**Exercise directions:** Set down a faithful copy of every record below, with no images.

**Entries from a dataset of interfaces:**
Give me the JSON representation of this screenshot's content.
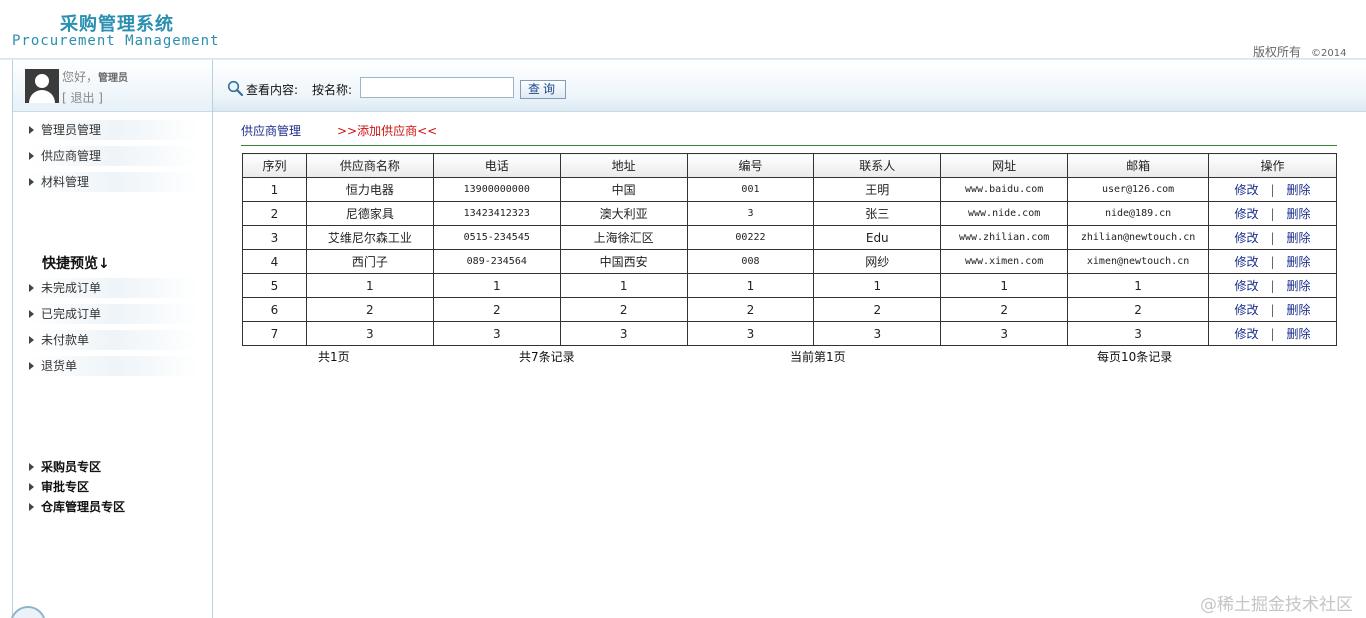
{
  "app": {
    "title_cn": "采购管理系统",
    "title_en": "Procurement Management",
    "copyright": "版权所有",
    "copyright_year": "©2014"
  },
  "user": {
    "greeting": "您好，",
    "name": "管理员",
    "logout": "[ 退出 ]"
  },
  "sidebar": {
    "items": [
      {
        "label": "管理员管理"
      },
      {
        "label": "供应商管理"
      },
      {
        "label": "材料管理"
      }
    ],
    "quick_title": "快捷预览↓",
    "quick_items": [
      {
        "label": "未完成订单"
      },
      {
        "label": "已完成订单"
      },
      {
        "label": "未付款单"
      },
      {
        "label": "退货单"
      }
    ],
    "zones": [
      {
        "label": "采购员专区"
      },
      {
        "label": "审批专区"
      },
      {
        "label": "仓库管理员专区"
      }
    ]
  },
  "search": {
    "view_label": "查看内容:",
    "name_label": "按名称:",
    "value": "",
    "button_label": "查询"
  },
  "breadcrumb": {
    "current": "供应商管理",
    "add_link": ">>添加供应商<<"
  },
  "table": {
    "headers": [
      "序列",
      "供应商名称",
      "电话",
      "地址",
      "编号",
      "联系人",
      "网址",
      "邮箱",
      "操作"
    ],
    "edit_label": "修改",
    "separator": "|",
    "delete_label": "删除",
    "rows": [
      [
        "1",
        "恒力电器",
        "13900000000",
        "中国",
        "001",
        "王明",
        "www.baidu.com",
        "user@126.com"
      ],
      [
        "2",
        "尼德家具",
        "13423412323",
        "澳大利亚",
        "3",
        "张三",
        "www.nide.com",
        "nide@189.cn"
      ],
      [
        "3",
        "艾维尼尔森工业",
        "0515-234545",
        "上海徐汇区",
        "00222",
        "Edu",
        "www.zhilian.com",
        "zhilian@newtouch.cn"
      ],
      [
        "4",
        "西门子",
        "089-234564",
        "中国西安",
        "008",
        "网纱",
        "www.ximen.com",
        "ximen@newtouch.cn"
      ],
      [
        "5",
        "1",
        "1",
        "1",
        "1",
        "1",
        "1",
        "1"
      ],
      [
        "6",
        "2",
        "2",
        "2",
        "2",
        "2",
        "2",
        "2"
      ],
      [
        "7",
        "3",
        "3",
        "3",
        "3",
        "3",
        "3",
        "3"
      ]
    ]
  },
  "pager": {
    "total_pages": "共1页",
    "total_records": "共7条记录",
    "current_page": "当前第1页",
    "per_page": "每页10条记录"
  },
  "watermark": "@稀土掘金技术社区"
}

**Task response:**
Give me the JSON representation of this screenshot's content.
{
  "app": {
    "title_cn": "采购管理系统",
    "title_en": "Procurement Management",
    "copyright": "版权所有",
    "copyright_year": "©2014"
  },
  "user": {
    "greeting": "您好，",
    "name": "管理员",
    "logout": "[ 退出 ]"
  },
  "sidebar": {
    "items": [
      {
        "label": "管理员管理"
      },
      {
        "label": "供应商管理"
      },
      {
        "label": "材料管理"
      }
    ],
    "quick_title": "快捷预览↓",
    "quick_items": [
      {
        "label": "未完成订单"
      },
      {
        "label": "已完成订单"
      },
      {
        "label": "未付款单"
      },
      {
        "label": "退货单"
      }
    ],
    "zones": [
      {
        "label": "采购员专区"
      },
      {
        "label": "审批专区"
      },
      {
        "label": "仓库管理员专区"
      }
    ]
  },
  "search": {
    "view_label": "查看内容:",
    "name_label": "按名称:",
    "value": "",
    "button_label": "查询"
  },
  "breadcrumb": {
    "current": "供应商管理",
    "add_link": ">>添加供应商<<"
  },
  "table": {
    "headers": [
      "序列",
      "供应商名称",
      "电话",
      "地址",
      "编号",
      "联系人",
      "网址",
      "邮箱",
      "操作"
    ],
    "edit_label": "修改",
    "separator": "|",
    "delete_label": "删除",
    "rows": [
      [
        "1",
        "恒力电器",
        "13900000000",
        "中国",
        "001",
        "王明",
        "www.baidu.com",
        "user@126.com"
      ],
      [
        "2",
        "尼德家具",
        "13423412323",
        "澳大利亚",
        "3",
        "张三",
        "www.nide.com",
        "nide@189.cn"
      ],
      [
        "3",
        "艾维尼尔森工业",
        "0515-234545",
        "上海徐汇区",
        "00222",
        "Edu",
        "www.zhilian.com",
        "zhilian@newtouch.cn"
      ],
      [
        "4",
        "西门子",
        "089-234564",
        "中国西安",
        "008",
        "网纱",
        "www.ximen.com",
        "ximen@newtouch.cn"
      ],
      [
        "5",
        "1",
        "1",
        "1",
        "1",
        "1",
        "1",
        "1"
      ],
      [
        "6",
        "2",
        "2",
        "2",
        "2",
        "2",
        "2",
        "2"
      ],
      [
        "7",
        "3",
        "3",
        "3",
        "3",
        "3",
        "3",
        "3"
      ]
    ]
  },
  "pager": {
    "total_pages": "共1页",
    "total_records": "共7条记录",
    "current_page": "当前第1页",
    "per_page": "每页10条记录"
  },
  "watermark": "@稀土掘金技术社区"
}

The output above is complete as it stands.